In the exercise of faith that Jesus was teaching about in Mark 11, it was not only faith toward God that He was advocating. Based on a living faith in God, Jesus was saying to his disciples that they needed to also exercise faith in the word of command. They were to speak to an obstacle (a fig tree or a mountain) and command something to happen to that obstacle. Jesus said “if you have faith and do not doubt, you will not only do what was done to the fig tree, but also if you say to this mountain, ‘be removed and be cast into the sea’, it will be done.”(Mt. 21:21).
In the parallel passage in Mark it says, “whoever says to this mountain, ‘Be removed and be cast into the sea’ and does not doubt in his heart, but believes [pisteuo- verb form of pistis] that those things he says will be done, he will have whatever he says.”
The exercise of faith in this passage is not only faith toward God, but the word faith is used in a secondary sense, faith in the words that are commanded. “if you believe those things you say, you will have whatever you say.”
Jesus again expresses this same idea in Luke’s gospel. “If you have faith as a grain of mustard seed, you can say to this mulberry tree, ‘Be pulled up by the roots and be planted in the sea’ and it would obey you”(Lk.17:6). Jesus is talking about releasing faith, not in God as the object of our faith, but in the words that we speak. Certainly this presupposes that we have faith in God and are moving in obedience to the Holy Spirit. It is our faith in God that emboldens us to exercise this faith in our words.
My point is that the word faith, though primarily used in Scripture to describe our trust toward God, is also used to describe the confidence we have in the words we speak in what is known as the “command” of faith. This is the primary way, although not the only way, that Jesus ministered to the sick and oppressed. “Arise and walk,” “Daughter, I say unto you, ‘arise,’ “etc.

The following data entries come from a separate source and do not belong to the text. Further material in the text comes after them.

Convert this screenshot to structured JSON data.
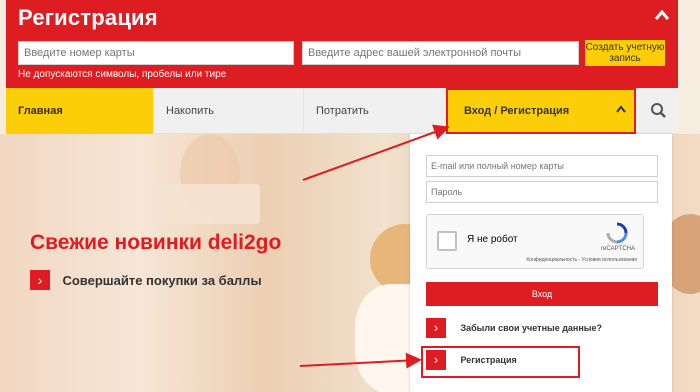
{
  "registration": {
    "title": "Регистрация",
    "card_placeholder": "Введите номер карты",
    "email_placeholder": "Введите адрес вашей электронной почты",
    "hint": "Не допускаются символы, пробелы или тире",
    "create_button": "Создать учетную запись"
  },
  "nav": {
    "home": "Главная",
    "accumulate": "Накопить",
    "spend": "Потратить",
    "login_register": "Вход / Регистрация"
  },
  "promo": {
    "title": "Свежие новинки deli2go",
    "link": "Совершайте покупки за баллы"
  },
  "login_panel": {
    "email_placeholder": "E-mail или полный номер карты",
    "password_placeholder": "Пароль",
    "captcha_label": "Я не робот",
    "captcha_brand": "reCAPTCHA",
    "captcha_terms": "Конфиденциальность - Условия использования",
    "login_button": "Вход",
    "forgot_link": "Забыли свои учетные данные?",
    "register_link": "Регистрация"
  },
  "colors": {
    "brand_red": "#dd1d21",
    "brand_yellow": "#fbce07"
  },
  "icons": [
    "chevron-up-icon",
    "chevron-up-icon",
    "search-icon",
    "chevron-right-icon",
    "recaptcha-icon"
  ]
}
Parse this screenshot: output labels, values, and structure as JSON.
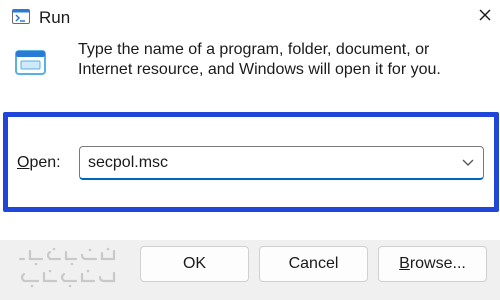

Scholars refer to this usage of the word pistis or faith as the “word of power.” For example, The New International Dictionary of New Testament Theology (Vol. 1, p.600) in its article on pistis says, “The picture of faith moving mountains (Mk. 11:23) and uprooting the fig tree (Lk. 17:6) confirm the word of power that is able to transform the created order. The instructions to the disciples in Mk. 11:24 f. show the connection in the teaching between the promise that rests upon the word of power and supplication. The supplication is the prerequisite of the word of power.”
In other words, faith toward God in prayer (supplication) precedes the release of the command of faith (the word of power). But both of these concepts (supplication and the word of power) are described by the one word: faith. (pistis in Greek).
So, does God have faith? Well, we might ask does God speak words which He expects to change things? Did God create the universe by speaking words that He expected to “transform the created order”? Is it a valid usage of the word “faith” to describe the power released in words, whether human or divine, sent for to change or transform the created order? I believe it is. Is it appropriate to call this having “the God-kind of faith”? I think so.
In fact, on of the most respected Greek scholars coined this phrase to describe what Jesus was talking about in Mark 11:22. Hank Hanegraaff refers to this man, A.T. Robertson, as “almost universally accepted as the final word on Greek grammar.” (Christianity In Crisis, p. 90).
So what does A.T. Robertson say about the phrase ‘have faith in God’ in Mk. 11:22? Robertson says, “in Mark 11:22… we rightly translate ‘have faith in God, though the genitive [the Greek case] does not mean ‘in’, but only the God kind of faith.” (A Grammar of the Greek New Testament in the Light of Historical Research, p. 500). This most universally accepted Greek scholar tells us that the “God kind of faith” is the true meaning of Mark 11:22!
God speaks things into existence. When He declares something, He believes it will come to pass.
Psalms 33:9 – For He spoke, and it was done; He commanded, and it stood fast.
We are created in His image and likeness. As we submit to Him and seek to do His will, He authorizes us to speak on His behalf and with His authority.
We can have the God kind of faith